Since the dawn of civilization, maps have been an instrumental tool for discovering the world around us. They decipher unfamiliar cities, illustrate climate zones and natural features and facilitate a faster route to work. But Assistant Professor Juan Burke will tell you that maps, especially the ancient analogs crafted before the age of satellites, can also tell a story: about the political and social undercurrents of the day, how cities change over time and how civilizations interpreted it all.
“Maps are really a part of us; it’s a way we understand the world,” says Burke, who recently completed a month-long fellowship at the Newberry Library in Chicago. “They are a product of all of these ideas of how we occupy space.”

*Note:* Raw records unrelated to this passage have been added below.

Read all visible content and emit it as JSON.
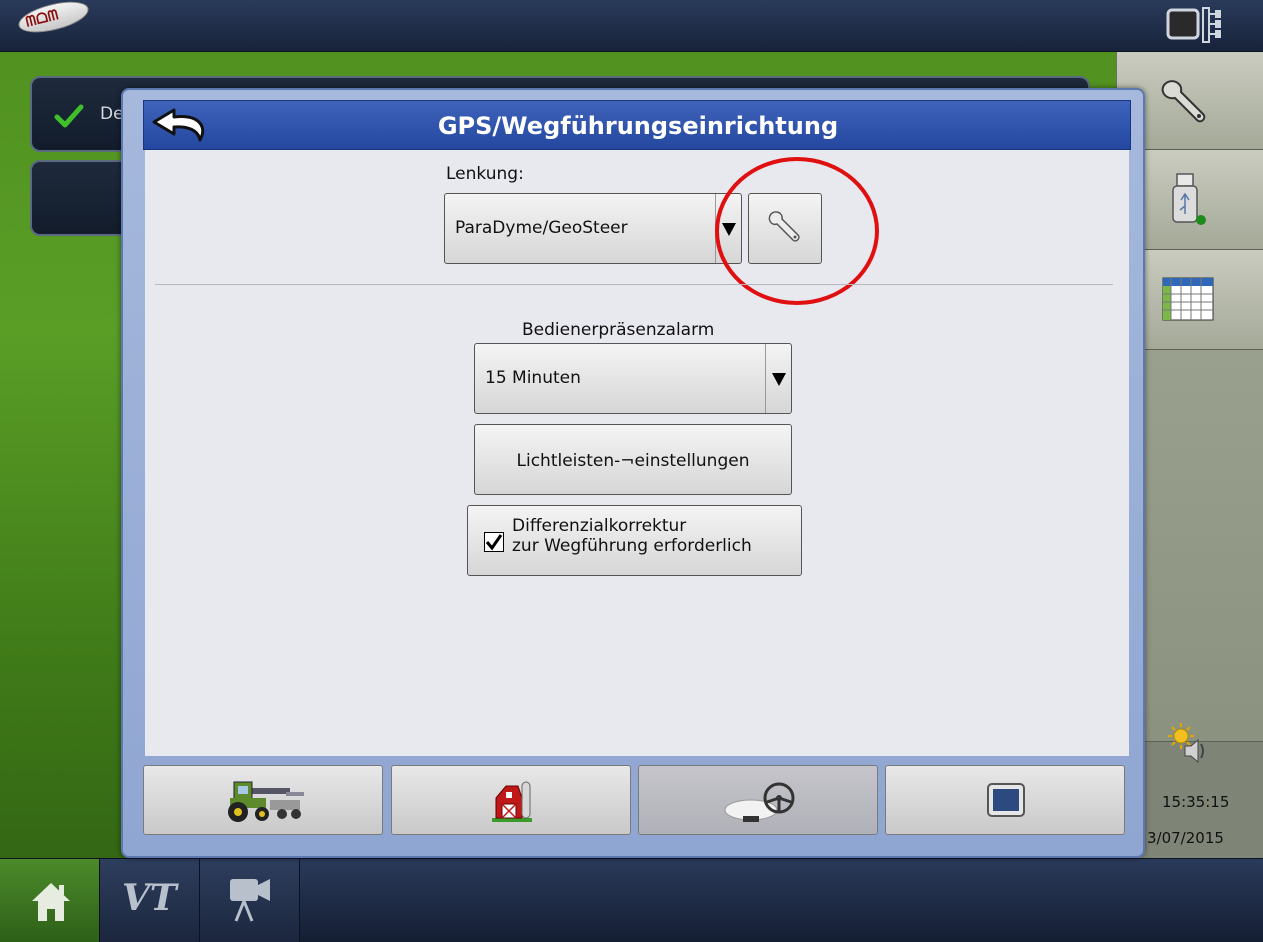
{
  "dialog": {
    "title": "GPS/Wegführungseinrichtung",
    "steering_label": "Lenkung:",
    "steering_value": "ParaDyme/GeoSteer",
    "operator_alarm_label": "Bedienerpräsenzalarm",
    "operator_alarm_value": "15 Minuten",
    "lightbar_button": "Lichtleisten-¬einstellungen",
    "diff_correction": {
      "line1": "Differenzialkorrektur",
      "line2": "zur Wegführung erforderlich",
      "checked": true
    },
    "tabs": [
      {
        "icon": "tractor-icon",
        "active": false
      },
      {
        "icon": "barn-icon",
        "active": false
      },
      {
        "icon": "gps-steering-icon",
        "active": true
      },
      {
        "icon": "display-icon",
        "active": false
      }
    ]
  },
  "background": {
    "row1_label": "De",
    "check_color": "#3fbf2a"
  },
  "status": {
    "time": "15:35:15",
    "date": "3/07/2015"
  },
  "sidebar_icons": [
    "wrench-icon",
    "usb-icon",
    "table-icon",
    "sun-speaker-icon"
  ],
  "bottom_bar": {
    "vt_label": "VT",
    "icons": [
      "home-icon",
      "vt-icon",
      "camera-icon"
    ]
  },
  "logo_text": "ᗰᗝᗰ",
  "highlight_color": "#e01010"
}
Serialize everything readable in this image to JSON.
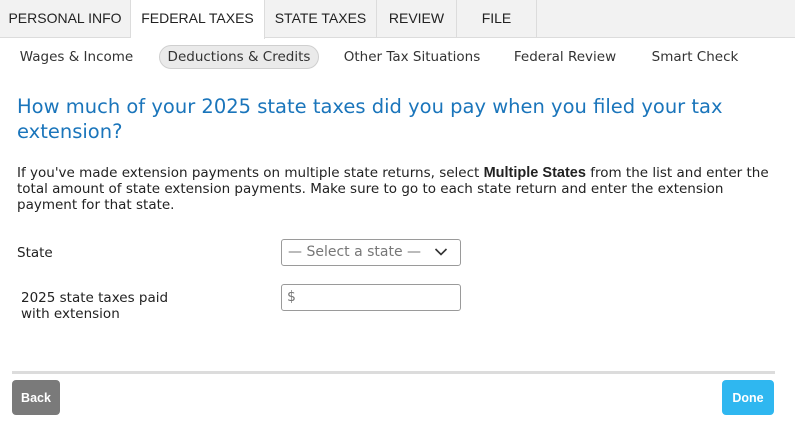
{
  "top_tabs": [
    {
      "label": "PERSONAL INFO"
    },
    {
      "label": "FEDERAL TAXES"
    },
    {
      "label": "STATE TAXES"
    },
    {
      "label": "REVIEW"
    },
    {
      "label": "FILE"
    }
  ],
  "active_top_tab": "FEDERAL TAXES",
  "sub_tabs": [
    {
      "label": "Wages & Income"
    },
    {
      "label": "Deductions & Credits"
    },
    {
      "label": "Other Tax Situations"
    },
    {
      "label": "Federal Review"
    },
    {
      "label": "Smart Check"
    }
  ],
  "active_sub_tab": "Deductions & Credits",
  "main": {
    "title": "How much of your 2025 state taxes did you pay when you filed your tax extension?",
    "intro": {
      "before": "If you've made extension payments on multiple state returns, select ",
      "bold": "Multiple States",
      "after": " from the list and enter the total amount of state extension payments. Make sure to go to each state return and enter the extension payment for that state."
    },
    "state_label": "State",
    "state_select": {
      "selected": "— Select a state —"
    },
    "paid_label_line1": "2025 state taxes paid",
    "paid_label_line2": "with extension",
    "paid_input": {
      "currency_symbol": "$",
      "value": ""
    }
  },
  "footer": {
    "back_label": "Back",
    "done_label": "Done"
  },
  "colors": {
    "title": "#1a75bb",
    "done_button": "#2fb7f0",
    "back_button": "#7a7a7a"
  },
  "icons": {
    "select_arrow": "chevron-down-icon"
  }
}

Burke was one of about two dozen scholars from across the country invited to Newberry this summer to discuss cartography in the early modern period (roughly 1400-1800 AD) and advance individual research using the library’s vast cartographical resources, including the largest, most preeminent repository of maps in the country outside of the Library of Congress.
The time, resources and community provided by the fellowship will inform Burke’s next book, which examines the architecture and urban history of Mexico City as it was shaped by external factors, most notably colonialism. For Burke, maps illustrate the city’s history unfolding—how changes in structures and surrounding landscape told of land grabs and social influences, economic prosperity and ballooning populations. These discoveries are a critical element of Burke’s developing narrative of one of the most important cities in the Spanish world; for example, Spanish colonialists drained the city’s surrounding cluster of lakes—a devastating environmental decision that reverberates today—to make room for rapid growth and maintain its seat of power as a Spanish outpost in the Americas.
The experience, Burke says, will also influence how he presents information to his students. He teaches two staple courses in the architecture curriculum centered on urban history, including a graduate level course that will be updated this year through a University of Maryland Teaching and Learning Grant to include issues like gentrification.
“The fellowship certainly gave me a lot of tools for analyzing maps of ancient cities and has helped me discover how a lot of the dynamics of the early modern period carry over to the present,” he said. “I’m eager to share that knowledge in the classroom and connect my students to those threads of history.”